Blog

Thursday, June 18, 2015

What I look for when evaluating future hires

Even though I am not a manager and have put a high importance of never becoming one as one of my own personal development goals I do quite often chime in on evaluating future hires both currently for permanent positions or in the past for consultancy contracts and there is one thing that it seems to be an important thing that a lot if not even most software developers are not doing that I put a high premium on when evaluating new candidates for job application.

The first thing I do when I get a resume sent to me for a prospective candidate is that I go to Google and search for their name. If I can't find a single program related name from anything they've ever done online that is a pretty big blotch on their record from my perspective.

My thinking for this is that to be good at software development and like solving problems even if you are straight out of school you will have done one of the following.

  • Asked a question you couldn't figure out, or even better provided an answer to a question for somebody else, on a site like Stack Overflow or CodeProject.
  • Create or participated in an open source project hosted on GitHub or SourceForge.
  • Created some weird obscure website somewhere (Doesn't really matter what it is or how much traffic it has).
  • Create a blog about something.

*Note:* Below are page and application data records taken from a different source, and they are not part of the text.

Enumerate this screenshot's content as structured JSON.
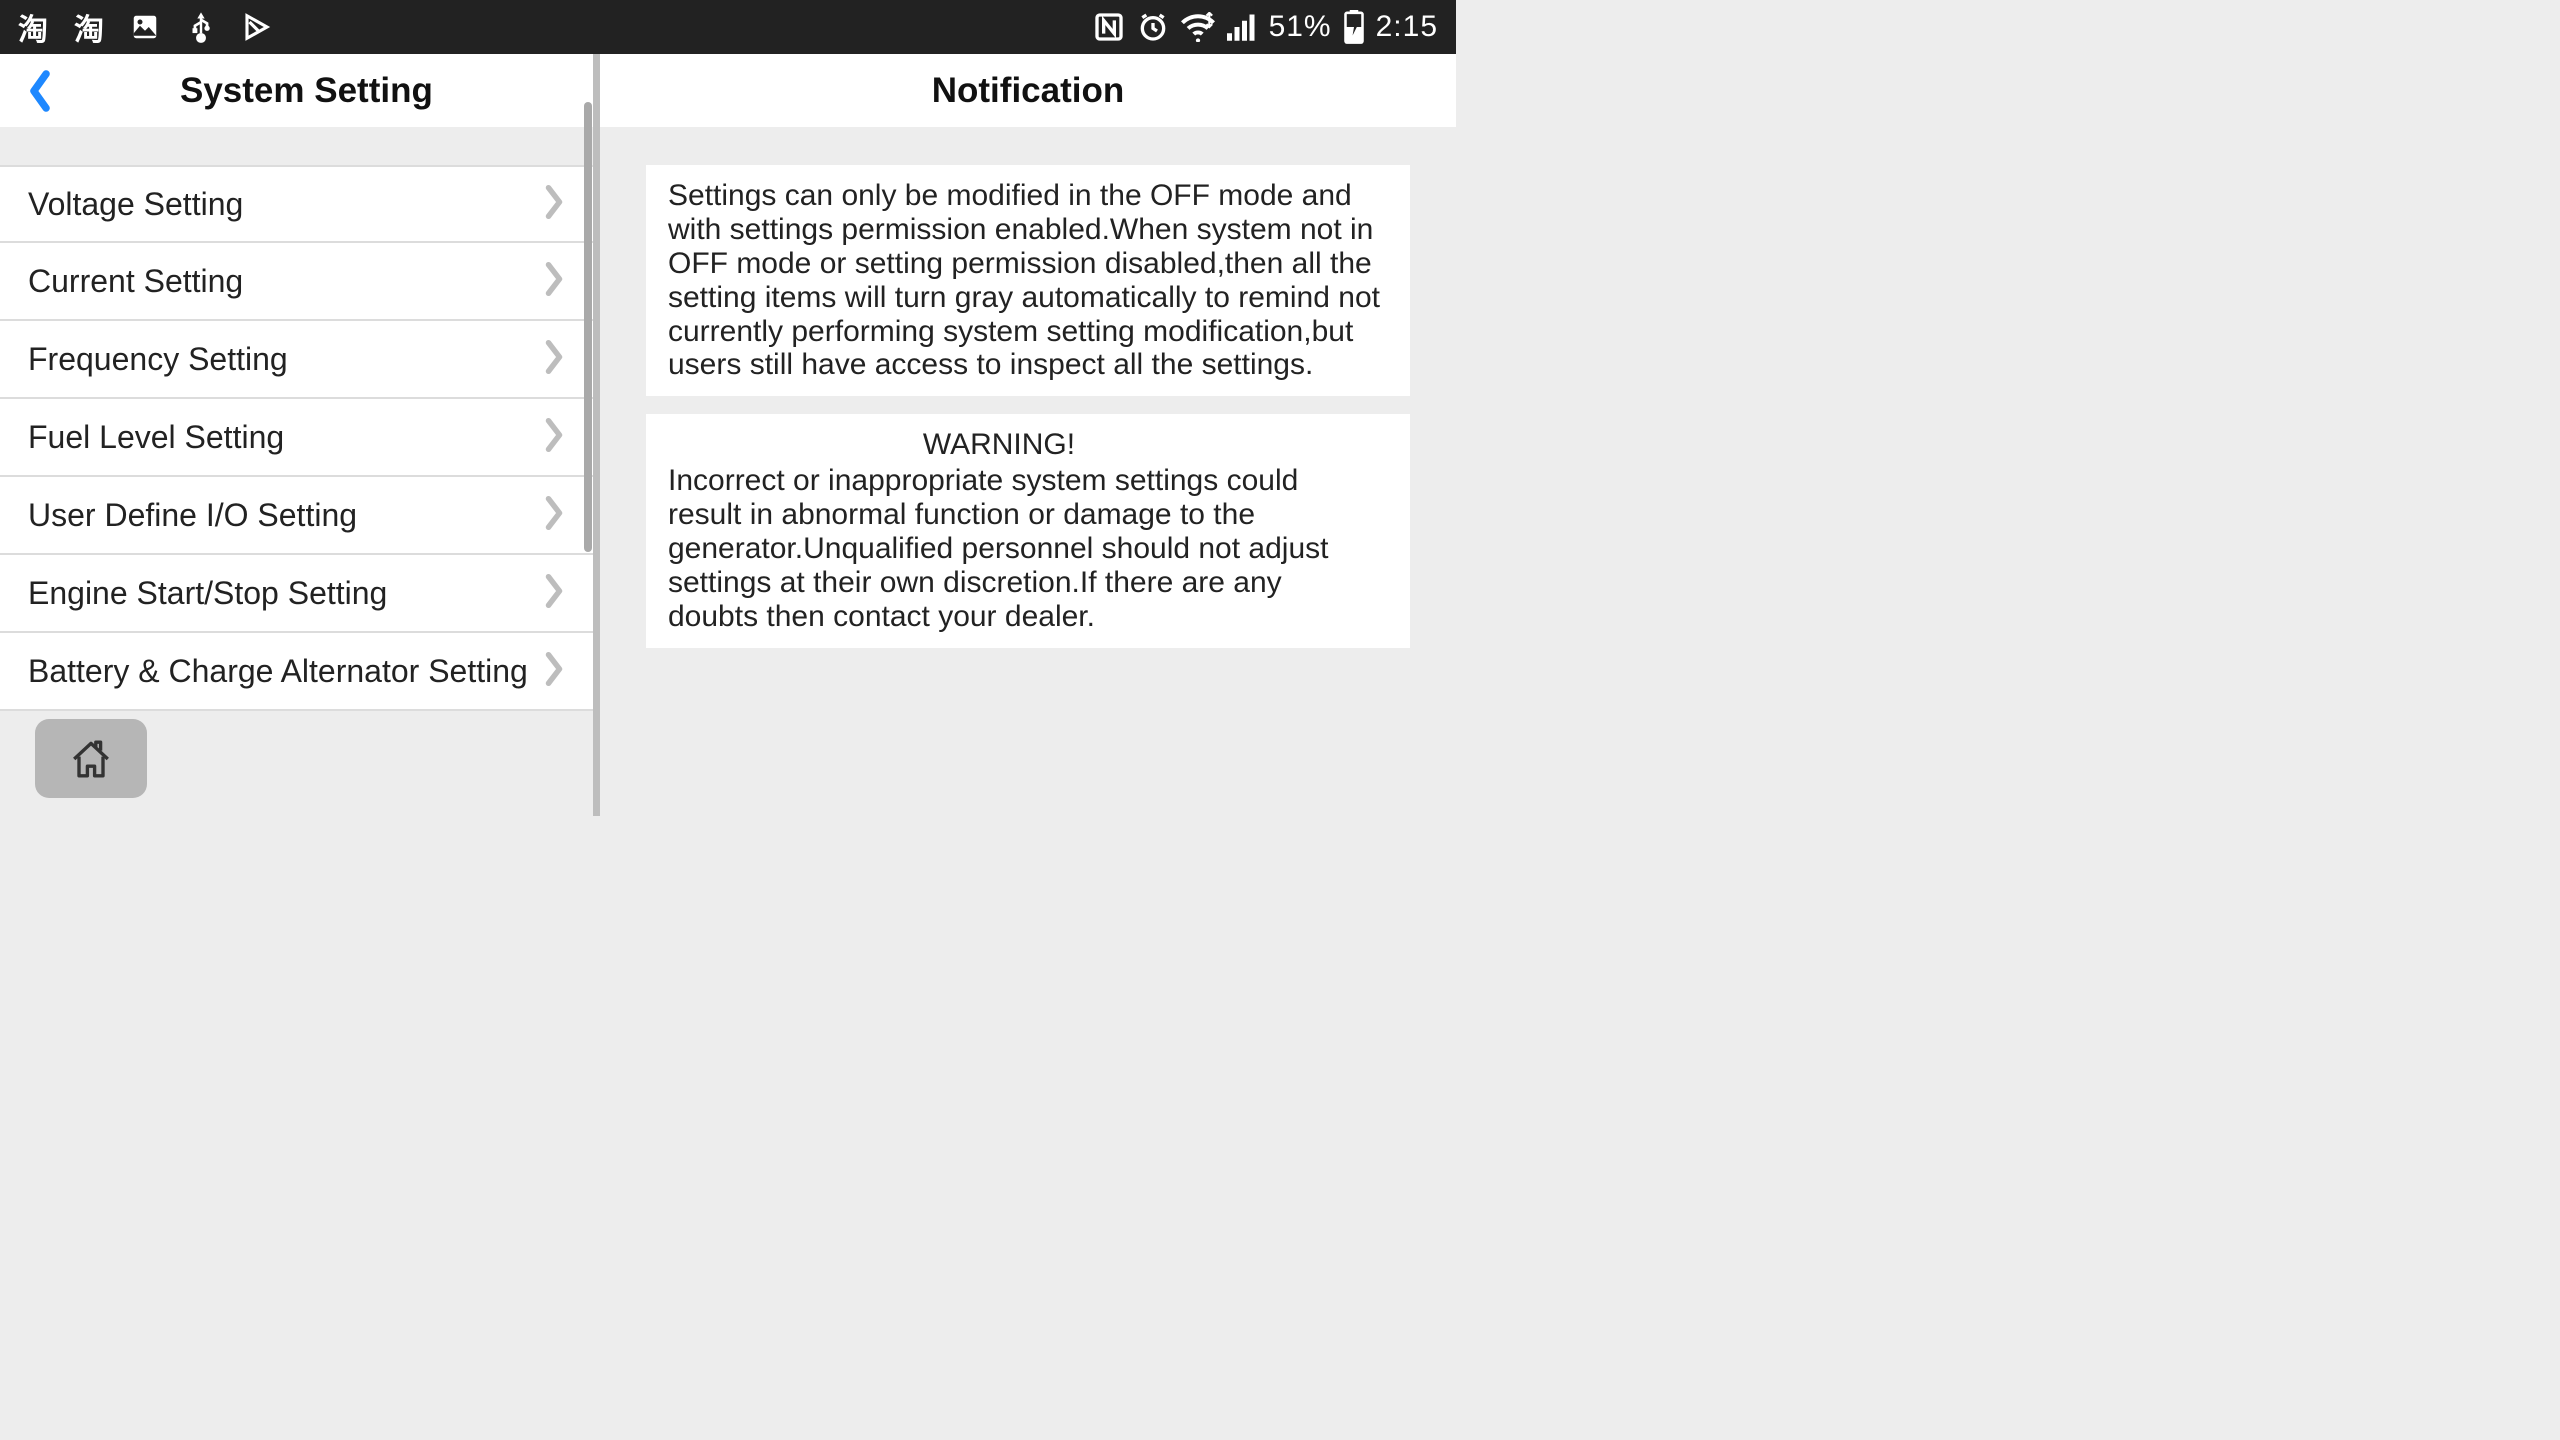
{
  "status_bar": {
    "left_icons": [
      "淘",
      "淘"
    ],
    "battery_percent": "51%",
    "time": "2:15"
  },
  "left": {
    "title": "System Setting",
    "items": [
      {
        "label": "Voltage Setting",
        "name": "voltage-setting"
      },
      {
        "label": "Current Setting",
        "name": "current-setting"
      },
      {
        "label": "Frequency Setting",
        "name": "frequency-setting"
      },
      {
        "label": "Fuel Level Setting",
        "name": "fuel-level-setting"
      },
      {
        "label": "User Define I/O Setting",
        "name": "user-define-io-setting"
      },
      {
        "label": "Engine Start/Stop Setting",
        "name": "engine-start-stop-setting"
      },
      {
        "label": "Battery & Charge Alternator Setting",
        "name": "battery-charge-alternator-setting"
      }
    ]
  },
  "right": {
    "title": "Notification",
    "notice_text": "Settings can only be modified in the OFF mode and with settings permission enabled.When system not in OFF mode or setting permission disabled,then all the setting items will turn gray automatically to remind not currently performing system setting modification,but users still have access to inspect all the settings.",
    "warning_heading": "WARNING!",
    "warning_text": "Incorrect or inappropriate system settings could result in abnormal function or damage to the generator.Unqualified personnel should not adjust settings at their own discretion.If there are any doubts then contact your dealer."
  }
}
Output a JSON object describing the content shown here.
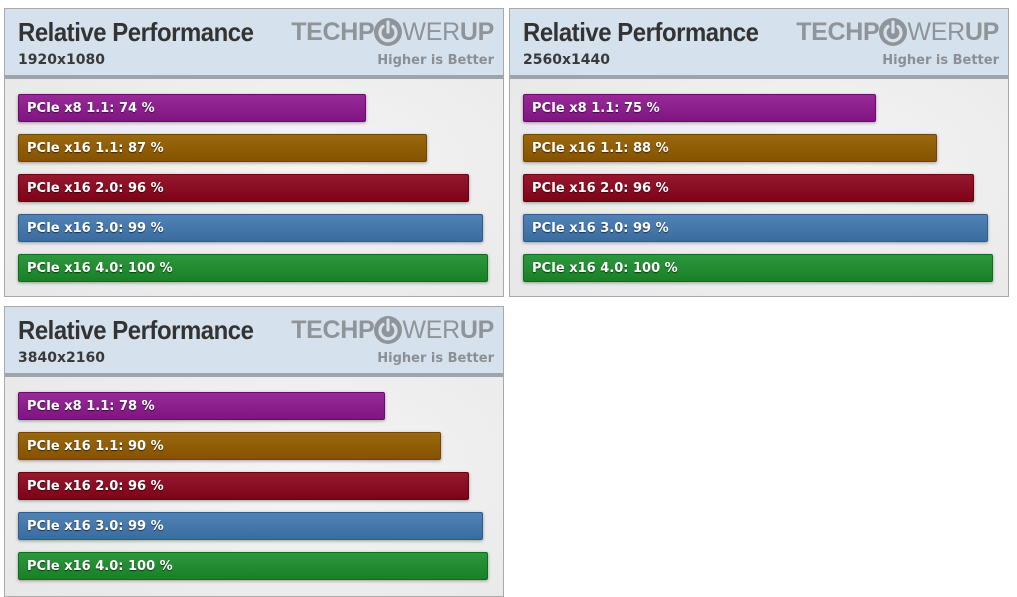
{
  "brand": {
    "logo_left": "TECHP",
    "logo_right": "WER",
    "logo_end": "UP",
    "tagline": "Higher is Better"
  },
  "colors": {
    "PCIe x8 1.1": "#8a1f8c",
    "PCIe x16 1.1": "#8f5c06",
    "PCIe x16 2.0": "#880c22",
    "PCIe x16 3.0": "#4476a9",
    "PCIe x16 4.0": "#228a30",
    "header_bg": "#d6e1ee"
  },
  "chart_data": [
    {
      "type": "bar",
      "orientation": "horizontal",
      "title": "Relative Performance",
      "subtitle": "1920x1080",
      "note": "Higher is Better",
      "categories": [
        "PCIe x8 1.1",
        "PCIe x16 1.1",
        "PCIe x16 2.0",
        "PCIe x16 3.0",
        "PCIe x16 4.0"
      ],
      "values": [
        74,
        87,
        96,
        99,
        100
      ],
      "labels": [
        "PCIe x8 1.1: 74 %",
        "PCIe x16 1.1: 87 %",
        "PCIe x16 2.0: 96 %",
        "PCIe x16 3.0: 99 %",
        "PCIe x16 4.0: 100 %"
      ],
      "unit": "%",
      "xlim": [
        0,
        100
      ],
      "grid": false
    },
    {
      "type": "bar",
      "orientation": "horizontal",
      "title": "Relative Performance",
      "subtitle": "2560x1440",
      "note": "Higher is Better",
      "categories": [
        "PCIe x8 1.1",
        "PCIe x16 1.1",
        "PCIe x16 2.0",
        "PCIe x16 3.0",
        "PCIe x16 4.0"
      ],
      "values": [
        75,
        88,
        96,
        99,
        100
      ],
      "labels": [
        "PCIe x8 1.1: 75 %",
        "PCIe x16 1.1: 88 %",
        "PCIe x16 2.0: 96 %",
        "PCIe x16 3.0: 99 %",
        "PCIe x16 4.0: 100 %"
      ],
      "unit": "%",
      "xlim": [
        0,
        100
      ],
      "grid": false
    },
    {
      "type": "bar",
      "orientation": "horizontal",
      "title": "Relative Performance",
      "subtitle": "3840x2160",
      "note": "Higher is Better",
      "categories": [
        "PCIe x8 1.1",
        "PCIe x16 1.1",
        "PCIe x16 2.0",
        "PCIe x16 3.0",
        "PCIe x16 4.0"
      ],
      "values": [
        78,
        90,
        96,
        99,
        100
      ],
      "labels": [
        "PCIe x8 1.1: 78 %",
        "PCIe x16 1.1: 90 %",
        "PCIe x16 2.0: 96 %",
        "PCIe x16 3.0: 99 %",
        "PCIe x16 4.0: 100 %"
      ],
      "unit": "%",
      "xlim": [
        0,
        100
      ],
      "grid": false
    }
  ]
}
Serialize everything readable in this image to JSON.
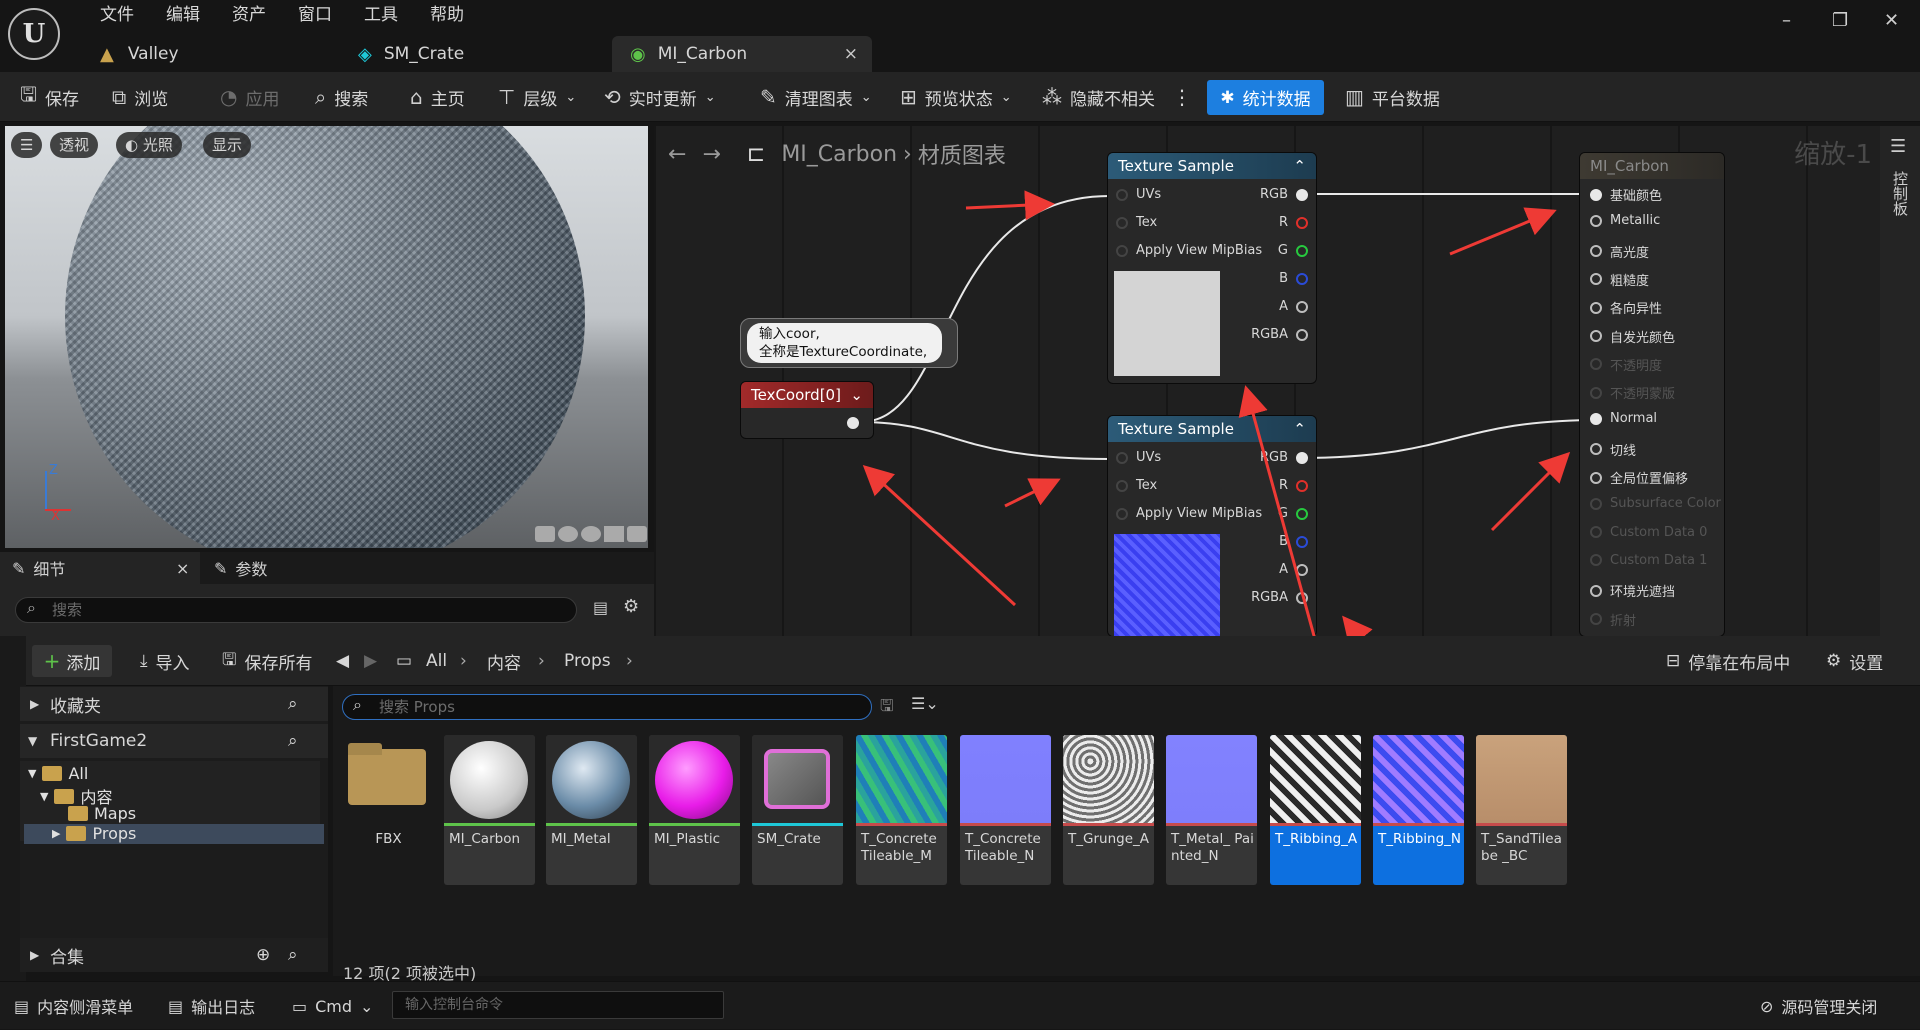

It doesn't have to be old or very active, but at least you've tried.
  • Have some sort of presence I can find on social media, preferably with some comments I can find in relation to software development. Doesn't matter if it is Twitter, Facebook, LinkedIn, Google+ or whatever.

The more of these you can check off the better, but if I can't find you at all that is a huge red flag in my book and you would hopefully be surprised at how common this is for would be software developers.

The problem is if you haven't gotten around to anything of the above to me that signifies that you aren't that into software development and it is just something you do, and generally good coders really like to code and they do it because they like it. If I couldn't make a living for coding I would do it anyway, and most of my public presence online is based on the work I've done when I haven't been collecting a paycheck for it (Since most of the work you do when you do get paid you can't just publish online).

So my advice to anybody who wants to get started working with software development is to sign up for a free account on GitHub and just find a small itch and write an open source application to scratch it. And make sure the repository is associated with your real name so that when I or any other person involved in any hiring search for you we will find it. I can almost guarantee that it will be worth your time.

3 comments:

Henrik Johnson said...

In case anybody is interested my next post contains an example of something I would love to find when searching for a prospective candidate online.

Abiya Carol said...

It is really very excellent,I find all articles was amazing.Awesome way to get exert tips from everyone,not only i like that post all peoples like that post.Because of all given information was wonderful and it's very helpful for me.

ccna training in chennai thiruvanmiyur

Jeffy said...

Thank you for sharing such a nice and interesting blog with us. Hope it might be much useful for us. keep on updating...!!
seo company in india
digital marketing company in india